Polylactic Acid (PLA) is a bioplastic made from lactic acid and is used in the food industry to package sensitive food products.
However, PLA is too fragile and is not compatible with many packaging manufacturing processes. Therefore it should be strengthen with additives.
According to the International Union of Pure and Applied Chemistry (IUPAC Standard), the name polylactic acid is not compliant to their nomenclature as PLA is not a polyacid but rather a polyester.
- Polylactic acid
The largest PLA producers are:
- NatureWorks (Joint-venture between Cargill (US) and PTT (Thailand))
- Total-Corbion (Joint-Venture between Total (Fr) and Corbion (NL)
- Mulch Films
- Tea bags
PLA is biocompatible and makes it a perfect choice for medical implants intended to be absorbed by the body. It takes between 6 months to two years for PLA to be absorbed by a human body.
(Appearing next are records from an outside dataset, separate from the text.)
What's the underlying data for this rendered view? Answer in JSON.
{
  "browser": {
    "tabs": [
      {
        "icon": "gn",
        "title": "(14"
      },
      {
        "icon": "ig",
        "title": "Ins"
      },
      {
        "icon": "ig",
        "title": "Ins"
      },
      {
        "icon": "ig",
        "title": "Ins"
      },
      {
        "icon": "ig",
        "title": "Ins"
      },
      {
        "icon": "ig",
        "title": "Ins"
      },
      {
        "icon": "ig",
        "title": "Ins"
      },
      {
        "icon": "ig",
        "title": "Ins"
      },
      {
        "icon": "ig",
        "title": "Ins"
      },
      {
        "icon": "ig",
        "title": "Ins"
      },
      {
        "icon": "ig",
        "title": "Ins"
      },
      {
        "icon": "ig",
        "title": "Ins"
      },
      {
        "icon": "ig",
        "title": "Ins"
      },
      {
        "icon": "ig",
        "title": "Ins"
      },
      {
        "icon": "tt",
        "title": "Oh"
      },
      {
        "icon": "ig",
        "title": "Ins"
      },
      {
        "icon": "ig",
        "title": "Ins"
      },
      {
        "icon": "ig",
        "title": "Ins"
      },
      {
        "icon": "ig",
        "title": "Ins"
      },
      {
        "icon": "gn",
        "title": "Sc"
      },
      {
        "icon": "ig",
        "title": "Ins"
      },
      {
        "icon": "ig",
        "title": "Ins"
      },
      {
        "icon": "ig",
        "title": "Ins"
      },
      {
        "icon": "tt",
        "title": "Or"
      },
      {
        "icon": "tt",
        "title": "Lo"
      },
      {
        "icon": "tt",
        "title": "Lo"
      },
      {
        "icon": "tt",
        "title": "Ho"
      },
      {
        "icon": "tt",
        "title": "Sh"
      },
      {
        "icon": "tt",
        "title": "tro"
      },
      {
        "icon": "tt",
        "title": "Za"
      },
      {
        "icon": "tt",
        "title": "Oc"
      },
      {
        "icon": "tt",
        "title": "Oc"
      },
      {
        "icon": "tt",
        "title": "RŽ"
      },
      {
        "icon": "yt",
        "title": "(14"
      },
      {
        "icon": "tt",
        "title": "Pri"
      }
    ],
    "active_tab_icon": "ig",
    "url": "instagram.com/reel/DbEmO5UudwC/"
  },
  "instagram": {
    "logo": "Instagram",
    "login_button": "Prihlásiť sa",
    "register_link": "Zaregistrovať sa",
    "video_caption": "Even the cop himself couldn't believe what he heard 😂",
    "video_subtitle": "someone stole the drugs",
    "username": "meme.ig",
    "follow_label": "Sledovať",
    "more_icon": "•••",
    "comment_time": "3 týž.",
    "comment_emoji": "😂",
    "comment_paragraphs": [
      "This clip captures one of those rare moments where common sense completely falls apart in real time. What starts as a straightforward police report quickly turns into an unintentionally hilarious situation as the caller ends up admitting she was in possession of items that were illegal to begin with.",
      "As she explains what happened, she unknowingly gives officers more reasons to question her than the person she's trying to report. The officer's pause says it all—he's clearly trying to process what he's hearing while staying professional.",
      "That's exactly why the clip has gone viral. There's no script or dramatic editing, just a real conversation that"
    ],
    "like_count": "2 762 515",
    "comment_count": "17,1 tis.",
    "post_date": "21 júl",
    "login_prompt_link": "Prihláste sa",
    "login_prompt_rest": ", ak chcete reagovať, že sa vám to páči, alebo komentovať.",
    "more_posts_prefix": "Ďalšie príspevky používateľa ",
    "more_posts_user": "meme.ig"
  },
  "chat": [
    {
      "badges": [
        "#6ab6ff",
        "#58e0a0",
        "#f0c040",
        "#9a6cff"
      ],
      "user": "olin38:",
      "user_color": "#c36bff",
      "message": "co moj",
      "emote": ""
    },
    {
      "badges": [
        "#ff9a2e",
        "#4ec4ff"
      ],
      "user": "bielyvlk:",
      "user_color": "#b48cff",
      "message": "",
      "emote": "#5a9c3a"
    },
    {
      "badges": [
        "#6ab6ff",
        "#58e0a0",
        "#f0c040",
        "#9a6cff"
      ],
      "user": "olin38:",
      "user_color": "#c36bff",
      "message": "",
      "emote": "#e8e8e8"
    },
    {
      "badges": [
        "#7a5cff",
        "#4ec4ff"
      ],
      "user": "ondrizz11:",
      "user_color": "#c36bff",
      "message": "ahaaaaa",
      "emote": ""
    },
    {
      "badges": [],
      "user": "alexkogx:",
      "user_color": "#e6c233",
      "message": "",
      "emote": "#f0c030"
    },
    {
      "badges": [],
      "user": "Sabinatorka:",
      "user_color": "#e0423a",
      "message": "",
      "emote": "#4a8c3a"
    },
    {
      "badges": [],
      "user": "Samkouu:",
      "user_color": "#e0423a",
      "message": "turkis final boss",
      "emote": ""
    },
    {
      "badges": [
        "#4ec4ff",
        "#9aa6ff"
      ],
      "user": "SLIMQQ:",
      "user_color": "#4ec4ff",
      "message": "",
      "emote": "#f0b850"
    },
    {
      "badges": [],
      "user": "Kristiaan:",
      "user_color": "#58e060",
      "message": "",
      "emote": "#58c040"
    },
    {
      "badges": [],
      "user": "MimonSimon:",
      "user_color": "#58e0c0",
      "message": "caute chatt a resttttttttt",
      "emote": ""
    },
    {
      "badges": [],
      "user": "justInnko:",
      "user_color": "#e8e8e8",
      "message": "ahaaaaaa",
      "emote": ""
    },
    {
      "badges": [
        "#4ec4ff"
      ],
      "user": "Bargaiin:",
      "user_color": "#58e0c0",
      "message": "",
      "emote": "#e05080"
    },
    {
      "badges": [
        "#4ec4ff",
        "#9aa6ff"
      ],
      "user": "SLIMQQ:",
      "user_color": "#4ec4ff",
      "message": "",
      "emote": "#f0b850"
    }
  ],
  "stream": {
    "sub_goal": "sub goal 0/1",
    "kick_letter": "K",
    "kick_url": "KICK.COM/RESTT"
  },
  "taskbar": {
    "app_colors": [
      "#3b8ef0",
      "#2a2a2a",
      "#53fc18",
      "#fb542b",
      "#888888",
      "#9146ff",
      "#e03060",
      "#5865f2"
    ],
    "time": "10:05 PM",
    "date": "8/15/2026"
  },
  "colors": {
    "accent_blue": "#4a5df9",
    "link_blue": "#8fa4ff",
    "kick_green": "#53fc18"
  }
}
When PLA degrades in turns into lactic acid whin is non-toxic for a human body.
Advantages and Disadvantages of PLA
Check this video to know more about the advantages and disadvantages of PLA; or alternatively; read the following article: Advantages and Disadvantages of PLA